Boston Bruins

GLENDALE, ARIZONA - DECEMBER 20: Oliver Ekman-Larsson #23 of the Arizona Coyotes shoots the puck against the Montreal Canadiens during the third period of the NHL game at Gila River Arena on December 20, 2018 in Glendale, Arizona. The Canadiens defeated the Coyotes 2-1. (Photo by Christian Petersen/Getty Images)

By Ty Anderson, 985TheSportsHub.com

The interest between the Bruins and Oliver Ekman-Larsson appears to be mutual, as the Arizona Coyotes captain is apparently willing to waive his no-movement clause to facilitate a trade to Boston.

It’s one of just two destinations the 29-year-old has circled, too.

“He’s identified the two cities and the organizations that he’s willing to waive [his no-movement clause] to go to, and that’s the Boston Bruins and Vancouver Canucks,” TSN’s Darren Dreger reported Thursday night.

This is in line with what Sportsnet’s Elliotte Friedman reported earlier in the day. And it’s left new Coyotes general manager Bill Armstrong to work with the phones with B’s general manager Don Sweeney and the Canucks’ Jim Benning.

“Bill Armstrong is actively working with both Boston and Vancouver,” Dreger noted. “He’s trying to get something done.
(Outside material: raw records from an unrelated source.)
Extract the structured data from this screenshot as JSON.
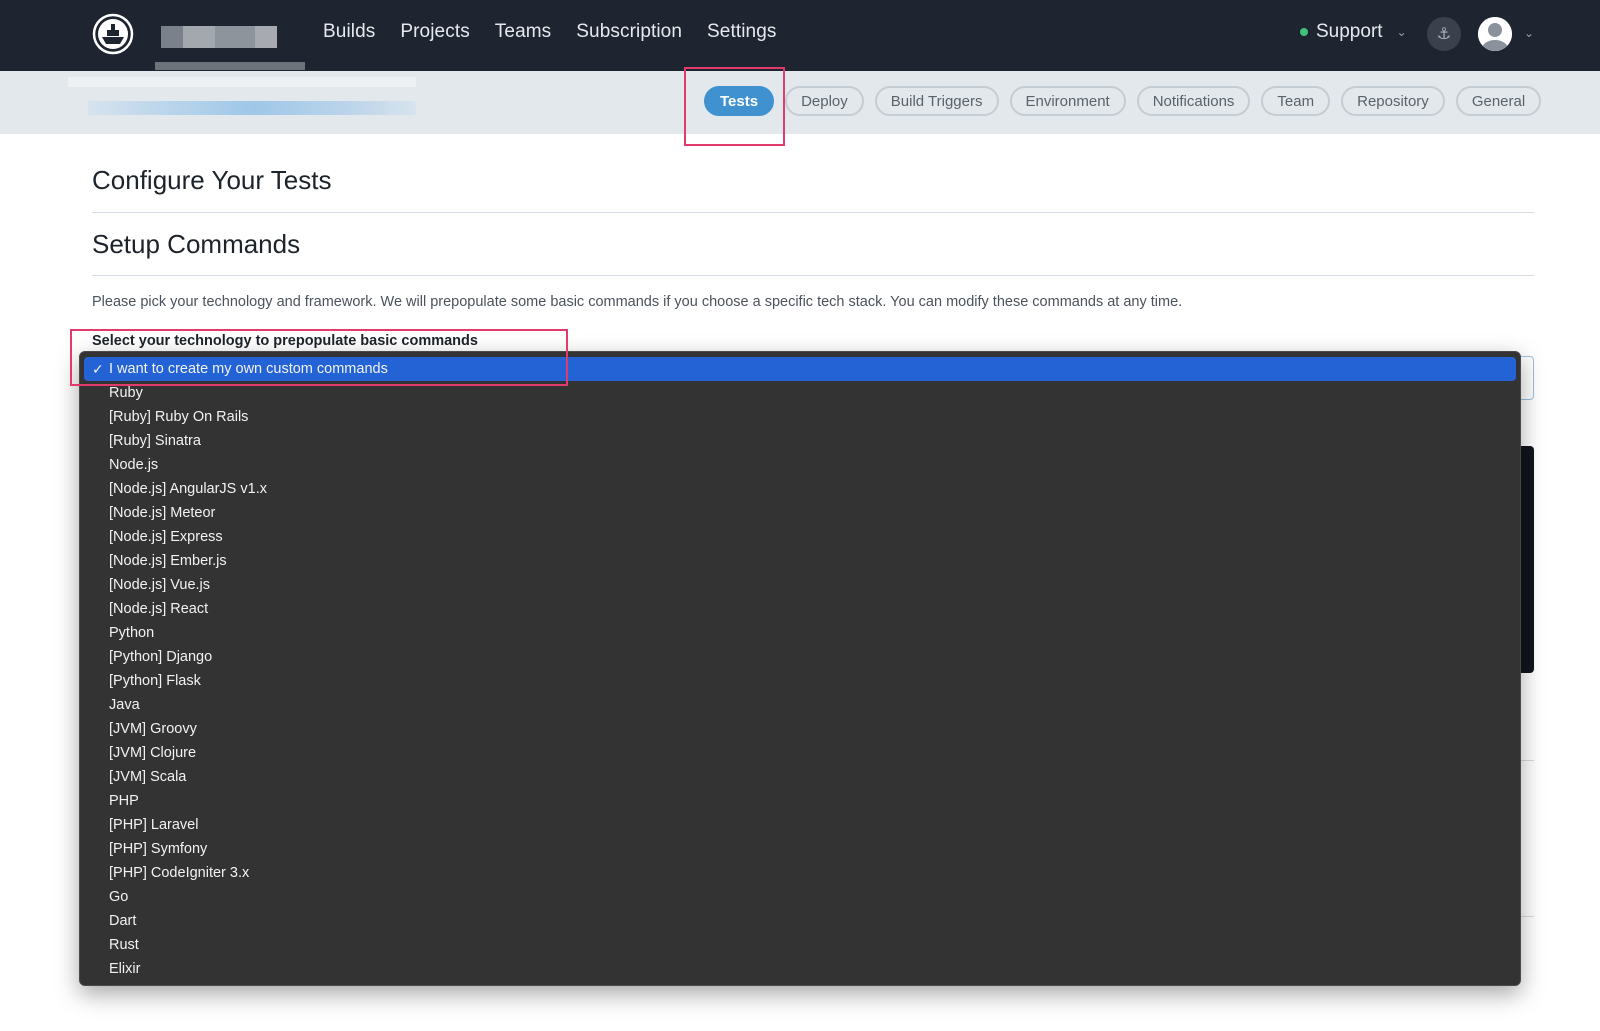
{
  "nav": {
    "links": [
      "Builds",
      "Projects",
      "Teams",
      "Subscription",
      "Settings"
    ],
    "support_label": "Support"
  },
  "project_tabs": [
    "Tests",
    "Deploy",
    "Build Triggers",
    "Environment",
    "Notifications",
    "Team",
    "Repository",
    "General"
  ],
  "active_tab": "Tests",
  "page": {
    "title": "Configure Your Tests",
    "section_title": "Setup Commands",
    "description": "Please pick your technology and framework. We will prepopulate some basic commands if you choose a specific tech stack. You can modify these commands at any time.",
    "select_label": "Select your technology to prepopulate basic commands"
  },
  "technology_options": [
    "I want to create my own custom commands",
    "Ruby",
    "[Ruby] Ruby On Rails",
    "[Ruby] Sinatra",
    "Node.js",
    "[Node.js] AngularJS v1.x",
    "[Node.js] Meteor",
    "[Node.js] Express",
    "[Node.js] Ember.js",
    "[Node.js] Vue.js",
    "[Node.js] React",
    "Python",
    "[Python] Django",
    "[Python] Flask",
    "Java",
    "[JVM] Groovy",
    "[JVM] Clojure",
    "[JVM] Scala",
    "PHP",
    "[PHP] Laravel",
    "[PHP] Symfony",
    "[PHP] CodeIgniter 3.x",
    "Go",
    "Dart",
    "Rust",
    "Elixir"
  ],
  "selected_option": "I want to create my own custom commands",
  "colors": {
    "nav_bg": "#1f2530",
    "subbar_bg": "#e3e8ed",
    "active_tab": "#3f91cf",
    "dropdown_bg": "#333333",
    "selected_option": "#2463d6",
    "highlight": "#e23b6b"
  },
  "icons": [
    "ship-logo-icon",
    "status-dot-icon",
    "chevron-down-icon",
    "anchor-icon",
    "user-avatar-icon",
    "checkmark-icon"
  ]
}
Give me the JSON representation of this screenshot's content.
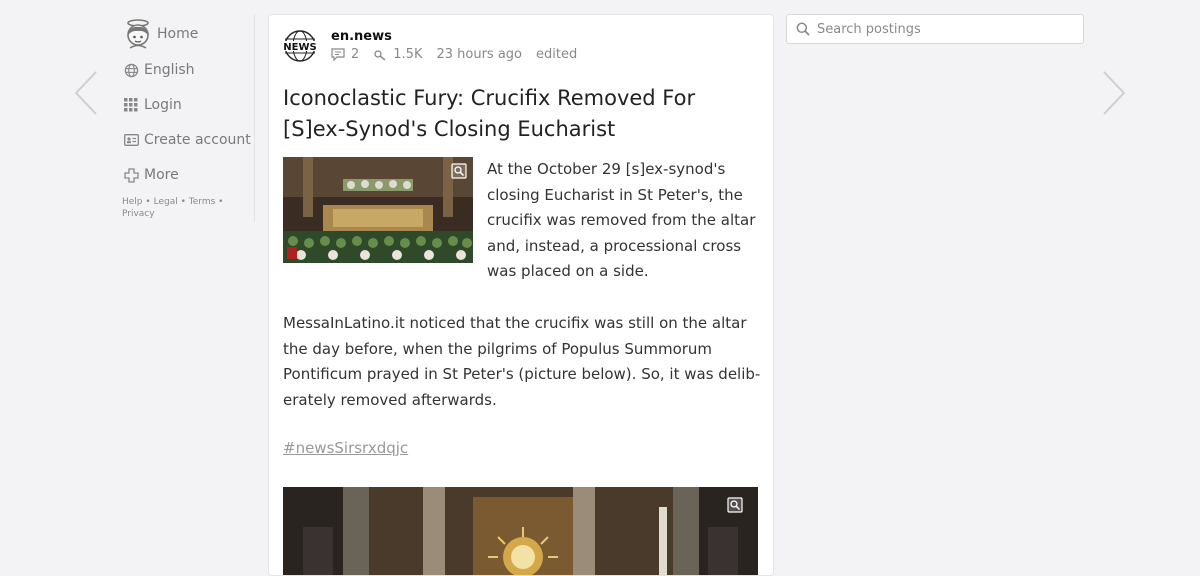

There is a bit of pressure from the player perspective.”

Ekman-Larsson’s contract is hardly an easy one to absorb, too, with the career-long ‘Yote on the hook for $8.25 million per season for the next seven seasons. That term, in addition to Ekman-Larsson’s desire to move to the Bruins, may be something that ultimately works in the B’s favor, too, as revealed by Dreger.

“It sounds like Arizona, even though they don’t want to do this, is going to have to retain some money or take some contracts back,” said Dreger.

That changes things in a big way for the Bruins.

While the reported asking price from the Coyotes is certainly doable as is, getting the Coyotes to eat some of that $8.25 million cap hit is certainly of major interest to the Bruins. (The Bruins don’t have a player with a cap hit higher than David Krejci’s $7.25 million, and that’s largely been by design as the B’s have prioritized financial flexibility in their Cup window’s reopening.)

The Bruins could also staple a contract like John Moore’s ($2.75 million per for the next three seasons) — or perhaps Nick Ritchie (under $1.5 million through next year) or Anders Bjork ($1.6 million for the next three seasons) — to complete a deal.

The Canucks have their share of contracts to send the Coyotes’ way in a potential OEL deal, too, beginning with Loui Eriksson and the final two years of his six-year, $36 million deal ($6 million cap hit).

The Bruins and Canucks are both negotiating with just over $14 million in available cap space, and neither team possesses their 2020 first-round pick. Boston lost theirs in the Ondrej Kase trade this past trade deadline, while the Canucks parted with theirs in a summer 2019 trade for J.T. Miller. (The Canucks don’t even have a second-round pick in 2020, for that matter.)

Ekman-Larsson, who put up nine goals and 30 points in 66 regular season games this past season, is the early headliner in a B’s offseason that’s already included trade rumors involving a potential wing swap, Jake DeBrusk, and goaltender Tuukka Rask.

Listen to Ty Anderson and Matt Dolloff talk Bruins on the newest episode of the Sports Hub Sidelines podcast:

Ty Anderson is a writer and columnist for 985TheSportsHub.com. Any opinions expressed do not necessarily reflect those of 98.5 The Sports Hub, Beasley Media Group, or any subsidiaries. Yell at him on Twitter: @_TyAnderson.